While it would be great to have someone else do all of our hard labor for no pay, the process and effects of slavery in America have been exposed and mostly rejected. Don’t be fooled in thinking that the path to equality over the last few hundred years wasn’t met by resistance. There wasn’t some sudden, mass enlightenment. People died fighting for and against it.  Similar cases existed for Women’s Equality, Anti-Semitism, and Child Labor. These social norms weren’t participated in because individuals had less moral character in the past than they do now – they were participated in because they reinforced and maintained a certain status, hierarchy, and economic benefit to those doing the exploiting.

Eat My Fear, by David Lynch, 2000 - rejected from NYC Cow Parade

The emergence of this über meat-pride within the wider context of a dominant meat-pride culture is evidence that the truth and the reality of what happens to many animals exploited for their flesh and functions is being adressed. They are on the defensive, and for good reason: truth is difficult to evade.

Veg News Gets Brutal

August 19, 2008

I recently bared all (of my ‘fridge) for Veg News Magazine‘s “What’s In Your Fridge?“. It was really hard to decide what to showcase because I love food so much! Local Farmers’ Market greens and berries, Field Roast Apple-Sage Sausage, Purely Decadent Coconut Milk Ice Cream, Dr Cows Cheese, Artisana Cashew Butter… where to begin? Regardless it gave me a really good reason to go grocery shopping (something I rarely have time to do these days). Veg News Food Issue is on shelves right now and also has a feature article on my pals at Dr Cow’s Tree Nut Cheese.

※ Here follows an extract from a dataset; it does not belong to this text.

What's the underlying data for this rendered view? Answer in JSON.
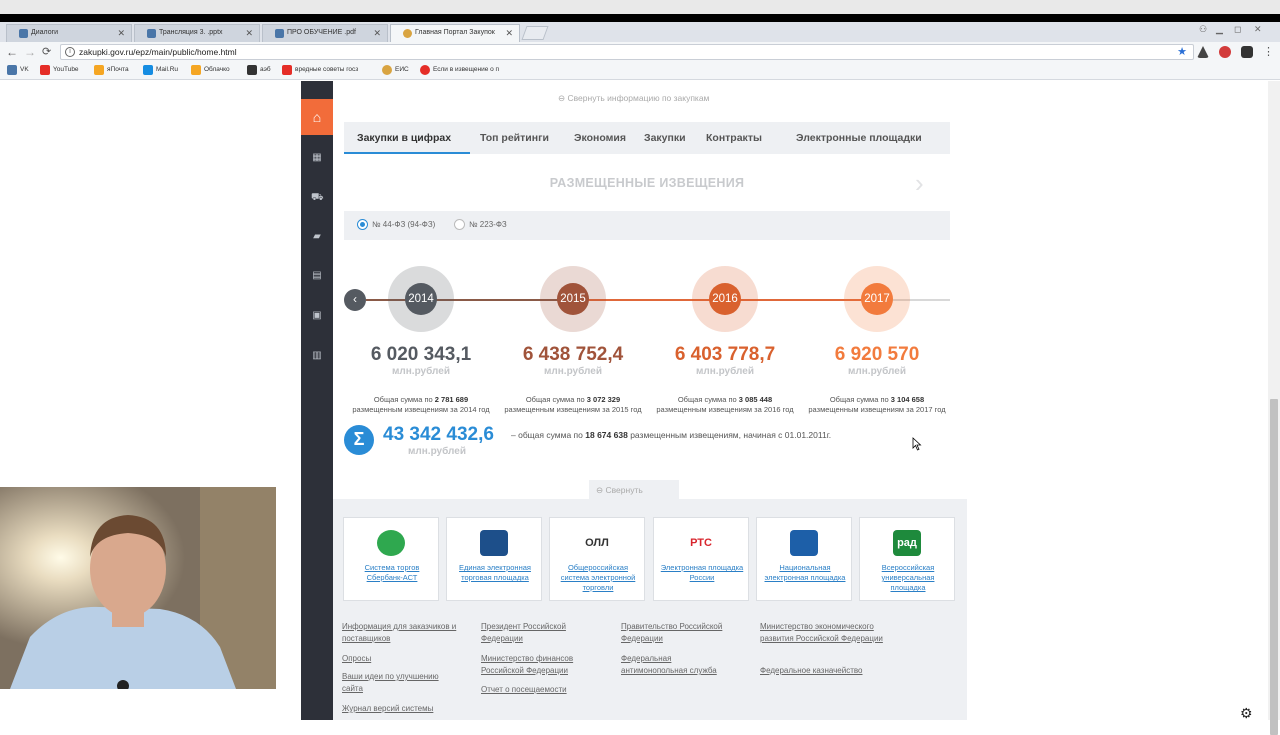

DB appears in Veg News' Sept Food Issue

DB appears in Veg News